Authorities are warning residents in nearby communities to prepare to evacuate, even if they aren’t directly impacted by the fire. Residents should be ready to evacuate even if they don’t live in areas immediately affected by flames, Cal Fire Division Chief Nick Schuler said Thursday night. Families should have an escape plan ready to go just in case, he said.


“They need to prepare as if they will be impacted. Where are they gonna go? What are their escape routes? What is their communication to their families?” he said.

Adding to the devastation in the region, the Lilac Fire in San Diego County started Thursday and grew to 4,100 acres in a few hours, leading to new evacuation orders. Evacuation centers have been set up in affected areas.

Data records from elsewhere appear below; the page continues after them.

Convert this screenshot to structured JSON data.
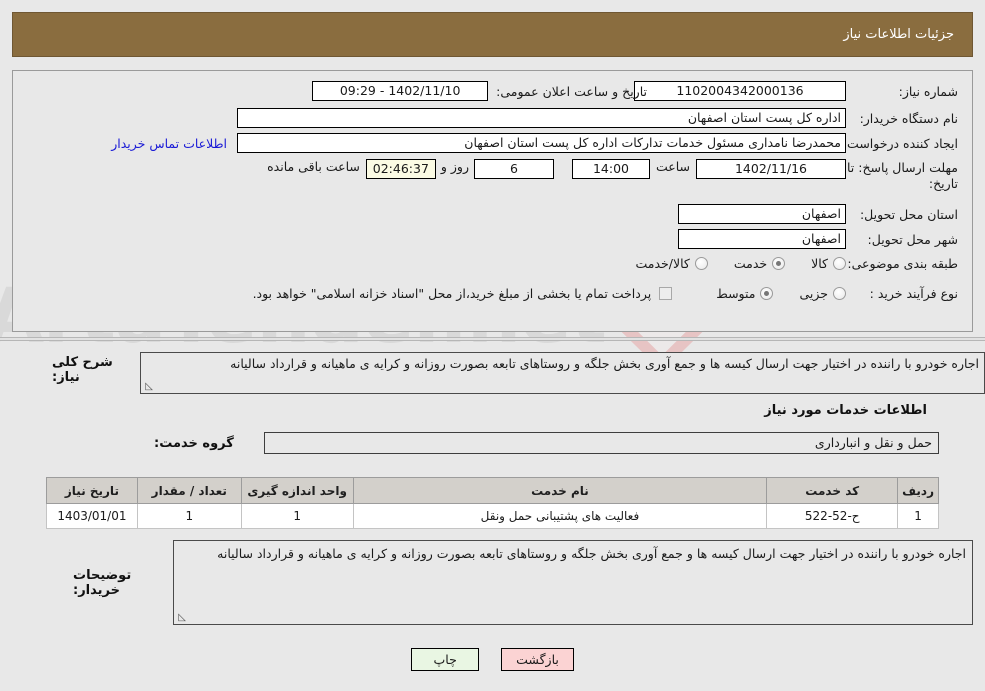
{
  "header": {
    "title": "جزئیات اطلاعات نیاز",
    "bar_color": "#8a6d3f"
  },
  "watermark": {
    "text": "ArtaTender.net",
    "icon": "shield-icon"
  },
  "form": {
    "need_number_label": "شماره نیاز:",
    "need_number_value": "1102004342000136",
    "announce_datetime_label": "تاریخ و ساعت اعلان عمومی:",
    "announce_datetime_value": "1402/11/10 - 09:29",
    "buyer_org_label": "نام دستگاه خریدار:",
    "buyer_org_value": "اداره کل پست استان اصفهان",
    "requester_label": "ایجاد کننده درخواست:",
    "requester_value": "محمدرضا نامداری مسئول خدمات تدارکات اداره کل پست استان اصفهان",
    "contact_link": "اطلاعات تماس خریدار",
    "deadline_label": "مهلت ارسال پاسخ: تا تاریخ:",
    "deadline_date": "1402/11/16",
    "deadline_hour_label": "ساعت",
    "deadline_hour_value": "14:00",
    "remaining_days_value": "6",
    "remaining_days_label": "روز و",
    "remaining_time_value": "02:46:37",
    "remaining_time_label": "ساعت باقی مانده",
    "delivery_province_label": "استان محل تحویل:",
    "delivery_province_value": "اصفهان",
    "delivery_city_label": "شهر محل تحویل:",
    "delivery_city_value": "اصفهان",
    "category_label": "طبقه بندی موضوعی:",
    "category_options": [
      {
        "label": "کالا",
        "selected": false
      },
      {
        "label": "خدمت",
        "selected": true
      },
      {
        "label": "کالا/خدمت",
        "selected": false
      }
    ],
    "process_label": "نوع فرآیند خرید :",
    "process_options": [
      {
        "label": "جزیی",
        "selected": false
      },
      {
        "label": "متوسط",
        "selected": true
      }
    ],
    "treasury_checkbox_checked": false,
    "treasury_note": "پرداخت تمام یا بخشی از مبلغ خرید،از محل \"اسناد خزانه اسلامی\" خواهد بود."
  },
  "need_description": {
    "label": "شرح کلی نیاز:",
    "value": "اجاره خودرو با راننده در اختیار جهت ارسال کیسه ها و جمع آوری بخش جلگه و روستاهای تابعه بصورت روزانه و کرایه ی ماهیانه و قرارداد سالیانه"
  },
  "services_section": {
    "heading": "اطلاعات خدمات مورد نیاز",
    "group_label": "گروه خدمت:",
    "group_value": "حمل و نقل و انبارداری"
  },
  "table": {
    "columns": [
      "ردیف",
      "کد خدمت",
      "نام خدمت",
      "واحد اندازه گیری",
      "تعداد / مقدار",
      "تاریخ نیاز"
    ],
    "rows": [
      {
        "row_no": "1",
        "service_code": "ح-52-522",
        "service_name": "فعالیت های پشتیبانی حمل ونقل",
        "unit": "1",
        "quantity": "1",
        "need_date": "1403/01/01"
      }
    ]
  },
  "buyer_notes": {
    "label": "توضیحات خریدار:",
    "value": "اجاره خودرو با راننده در اختیار جهت ارسال کیسه ها و جمع آوری بخش جلگه و روستاهای تابعه بصورت روزانه و کرایه ی ماهیانه و قرارداد سالیانه"
  },
  "footer": {
    "back_label": "بازگشت",
    "print_label": "چاپ",
    "back_color": "#fbd3d3",
    "print_color": "#e9f6e3"
  }
}
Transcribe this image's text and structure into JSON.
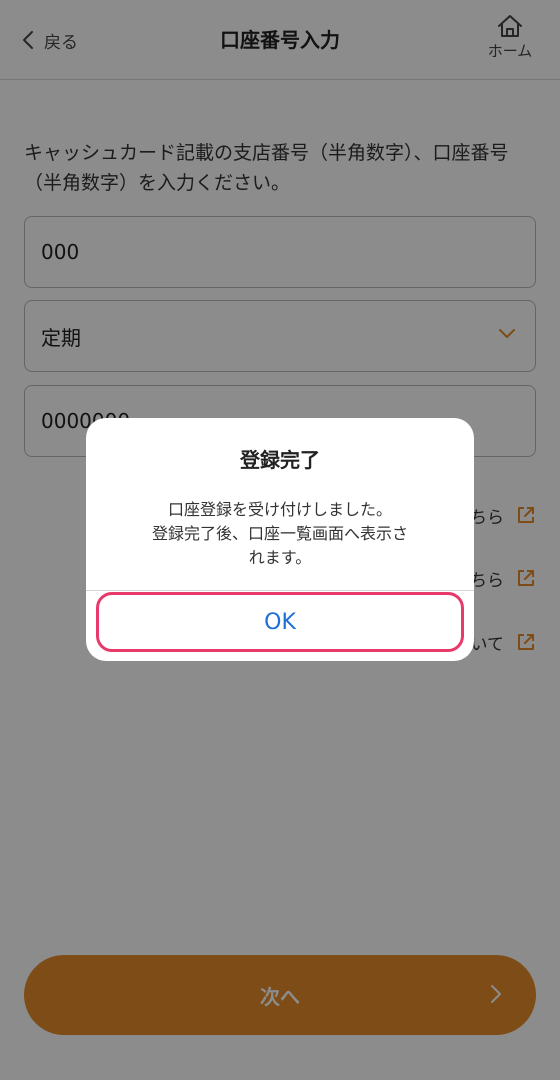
{
  "header": {
    "back_label": "戻る",
    "title": "口座番号入力",
    "home_label": "ホーム"
  },
  "form": {
    "instruction": "キャッシュカード記載の支店番号（半角数字）、口座番号（半角数字）を入力ください。",
    "branch_number_value": "000",
    "account_type_value": "定期",
    "account_number_value": "0000000"
  },
  "links": [
    {
      "label": "ちら"
    },
    {
      "label": "ちら"
    },
    {
      "label": "いて"
    }
  ],
  "next_button": {
    "label": "次へ"
  },
  "dialog": {
    "title": "登録完了",
    "message_lines": [
      "口座登録を受け付けしました。",
      "登録完了後、口座一覧画面へ表示さ",
      "れます。"
    ],
    "ok_label": "OK"
  },
  "colors": {
    "accent_orange": "#e58a2a",
    "link_blue": "#1e6fd6",
    "highlight_pink": "#e8396b"
  }
}
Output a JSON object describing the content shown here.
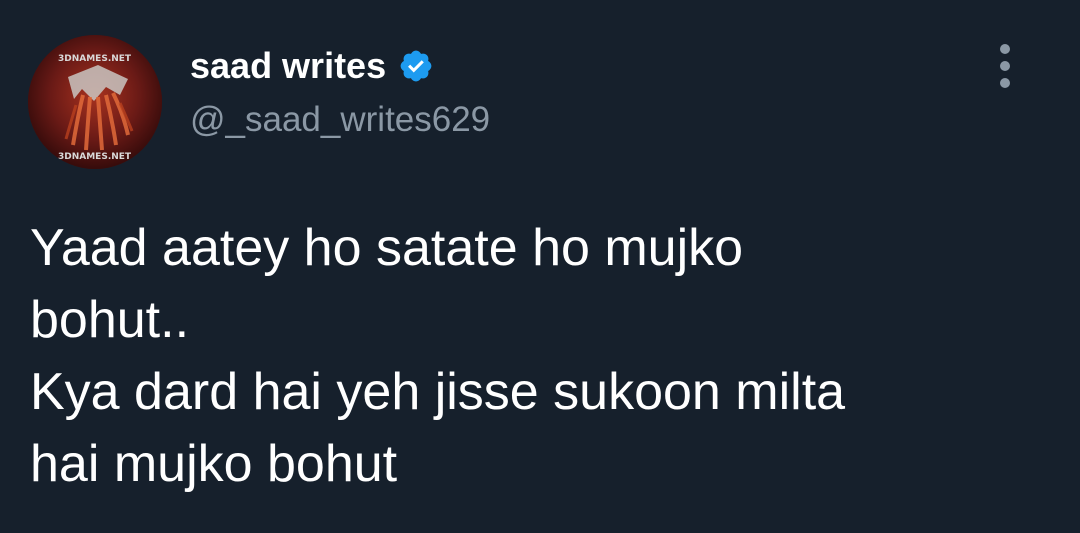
{
  "tweet": {
    "author": {
      "display_name": "saad writes",
      "handle": "@_saad_writes629",
      "verified": true,
      "avatar_icon": "avatar-image",
      "avatar_watermark_top": "3DNAMES.NET",
      "avatar_watermark_bottom": "3DNAMES.NET"
    },
    "text": "Yaad aatey ho satate ho mujko\nbohut..\nKya dard hai yeh jisse sukoon milta\nhai mujko bohut",
    "more_icon": "more-vertical-icon",
    "verified_icon": "verified-badge-icon"
  },
  "colors": {
    "background": "#16202c",
    "text_primary": "#ffffff",
    "text_secondary": "#8b98a5",
    "verified": "#1d9bf0"
  }
}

The Lilac Fire has left three people with burn injuries and two firefighters hurt. One firefighter suffered smoke inhalation while the second one had a dislocated shoulder. The latter popped it back into place and continued working, Schuler said. According to CNN, school boards have shut down schools spanning at least 16 districts.

Gov. Jerry Brown issued an emergency proclamation for Santa Barbara and San Diego counties. The declarations free state resources such as the National Guard to support response efforts. He’s also requested federal assistance to supplement state and local emergency response.

Per CNN, here’s a quick summary of the six largest fires.

  • Thomas Fire: The largest of the six blazes started Monday in Ventura County, and has scorched 115,000 acres. It’s only 5% contained, and has destroyed at least 150 homes and threatening thousands more in Ventura, about 50 miles (80 km) north-west of Los Angeles.
  • Creek Fire: The second-largest fire is in neighboring Los Angeles County, and ignited a day later. It has burned 15,323 acres and is 20% contained.
  • Rye Fire: It broke out Tuesday in Los Angeles County and has burned 7,000 acres. Firefighters are making progress, with 25% of the blaze contained.
  • Lilac Fire: This fast-moving fire erupted Thursday in San Diego County, and has consumed 4,100 acres in just a few hours. It’s unclear what percentage of it is contained.
  • Skirball Fire: It started Wednesday as a brush fire in Los Angeles County, and is now 30% contained.
  • Liberty Fire: The blaze in Riverside County has burned 300 acres since it ignited Thursday. It’s 5% contained.

While no deaths have been reported so far as a direct result of the flames, three residents have been burned while trying to flee. And one woman was found dead after a car crash in an area under an evacuation order, the authorities said on Thursday, according to the GuardianWith 2017 on track to be the most destructive year for wildfires in California history, experts are warning that this could be the new status quo, given dry conditions across the state.

The Santa Ana winds are an entirely natural phenomenon of course, and they usually peak during the month of December. What is unusual is that wildfires peak during the autumn period. But because of the ongoing drought across California and the very dry weather during October and November, the conditions have been ripe for the wildfire outbreak we are now witnessing.

The current weather pattern is consistent with what climatologists refer to as the ‘Ridiculously Resilient Ridge’ which has become more prevalent in recent years. This results in cold weather across eastern parts of US, and unseasonably warm weather in western areas that we are seeing this month.

As this weather pattern intensifies, expect deadly blazes to become a perennial concern, Al Jazeera reported.